[Opening Entries shown section]

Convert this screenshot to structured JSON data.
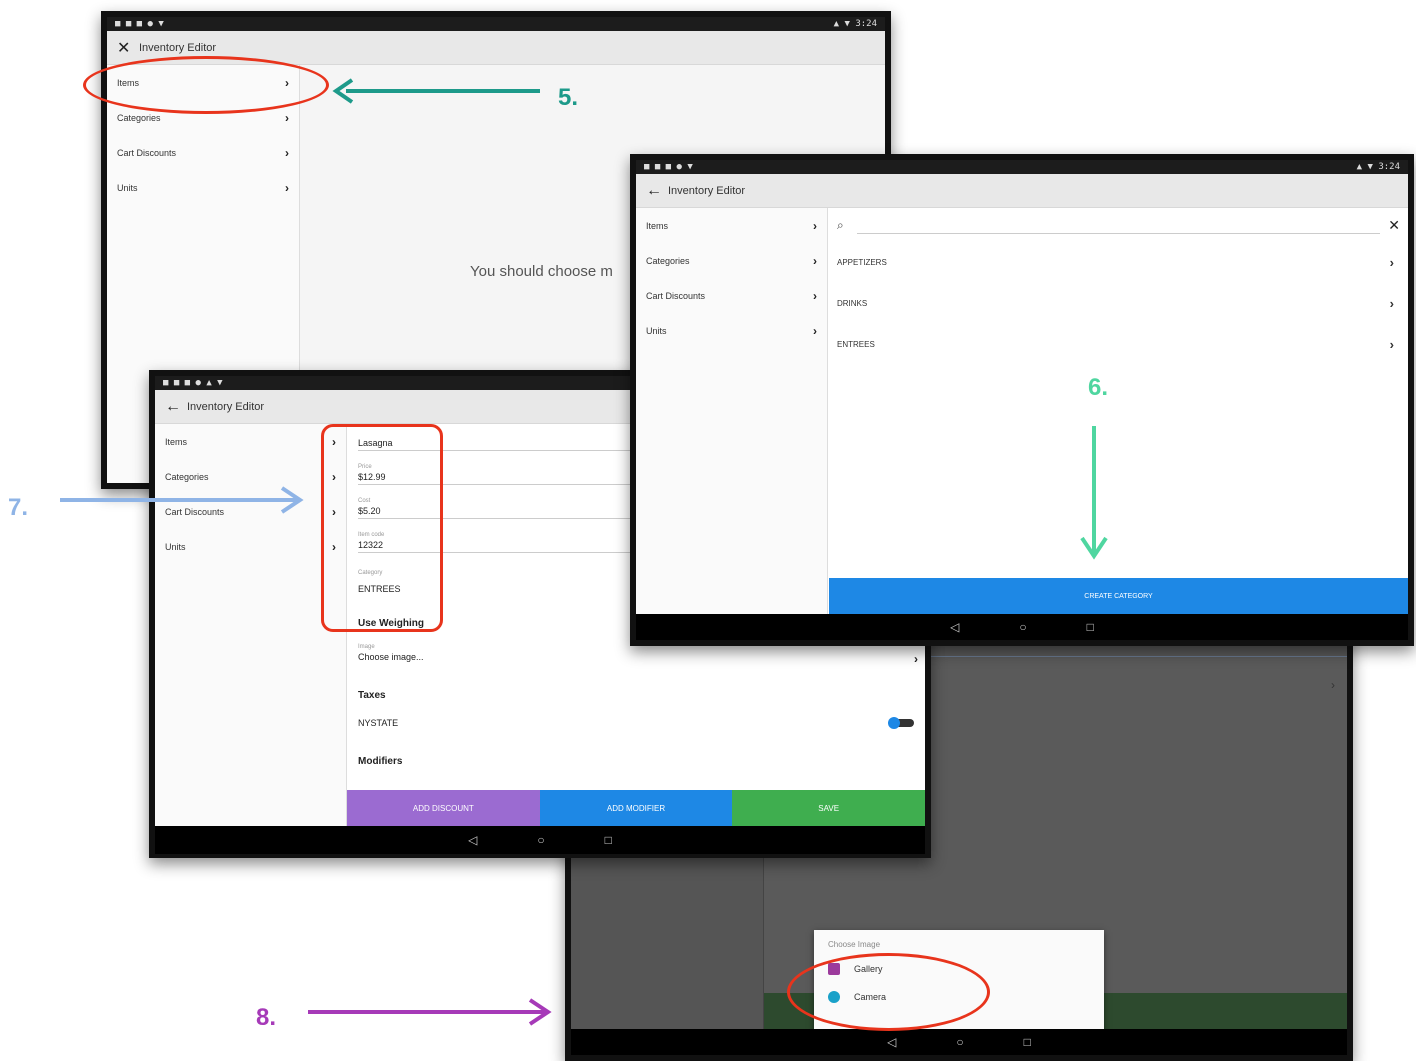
{
  "app_title": "Inventory Editor",
  "sidebar_items": [
    {
      "label": "Items"
    },
    {
      "label": "Categories"
    },
    {
      "label": "Cart Discounts"
    },
    {
      "label": "Units"
    }
  ],
  "screen1": {
    "empty_message": "You should choose m"
  },
  "screen2": {
    "categories": [
      "APPETIZERS",
      "DRINKS",
      "ENTREES"
    ],
    "create_button": "CREATE CATEGORY"
  },
  "screen3": {
    "name_value": "Lasagna",
    "price_label": "Price",
    "price_value": "$12.99",
    "cost_label": "Cost",
    "cost_value": "$5.20",
    "sku_label": "Item code",
    "sku_value": "12322",
    "category_label": "Category",
    "category_value": "ENTREES",
    "weighing_label": "Use Weighing",
    "image_label": "Image",
    "image_value": "Choose image...",
    "taxes_heading": "Taxes",
    "tax_name": "NYSTATE",
    "modifiers_heading": "Modifiers",
    "btn_add_discount": "ADD DISCOUNT",
    "btn_add_modifier": "ADD MODIFIER",
    "btn_save": "SAVE"
  },
  "screen4": {
    "dialog_title": "Choose Image",
    "options": [
      "Gallery",
      "Camera"
    ]
  },
  "steps": {
    "s5": "5.",
    "s6": "6.",
    "s7": "7.",
    "s8": "8."
  },
  "colors": {
    "step5": "#1d9a8a",
    "step6": "#4fd6a0",
    "step7": "#8fb4e6",
    "step8": "#a63ab8",
    "highlight": "#e8341c",
    "blue_button": "#1e88e5",
    "purple_button": "#9b6bd1",
    "green_button": "#3fae4f"
  }
}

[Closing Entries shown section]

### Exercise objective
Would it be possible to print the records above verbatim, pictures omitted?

### Response to this exercise
Convert this screenshot to structured JSON data.
{
  "app_title": "Inventory Editor",
  "sidebar_items": [
    {
      "label": "Items"
    },
    {
      "label": "Categories"
    },
    {
      "label": "Cart Discounts"
    },
    {
      "label": "Units"
    }
  ],
  "screen1": {
    "empty_message": "You should choose m"
  },
  "screen2": {
    "categories": [
      "APPETIZERS",
      "DRINKS",
      "ENTREES"
    ],
    "create_button": "CREATE CATEGORY"
  },
  "screen3": {
    "name_value": "Lasagna",
    "price_label": "Price",
    "price_value": "$12.99",
    "cost_label": "Cost",
    "cost_value": "$5.20",
    "sku_label": "Item code",
    "sku_value": "12322",
    "category_label": "Category",
    "category_value": "ENTREES",
    "weighing_label": "Use Weighing",
    "image_label": "Image",
    "image_value": "Choose image...",
    "taxes_heading": "Taxes",
    "tax_name": "NYSTATE",
    "modifiers_heading": "Modifiers",
    "btn_add_discount": "ADD DISCOUNT",
    "btn_add_modifier": "ADD MODIFIER",
    "btn_save": "SAVE"
  },
  "screen4": {
    "dialog_title": "Choose Image",
    "options": [
      "Gallery",
      "Camera"
    ]
  },
  "steps": {
    "s5": "5.",
    "s6": "6.",
    "s7": "7.",
    "s8": "8."
  },
  "colors": {
    "step5": "#1d9a8a",
    "step6": "#4fd6a0",
    "step7": "#8fb4e6",
    "step8": "#a63ab8",
    "highlight": "#e8341c",
    "blue_button": "#1e88e5",
    "purple_button": "#9b6bd1",
    "green_button": "#3fae4f"
  }
}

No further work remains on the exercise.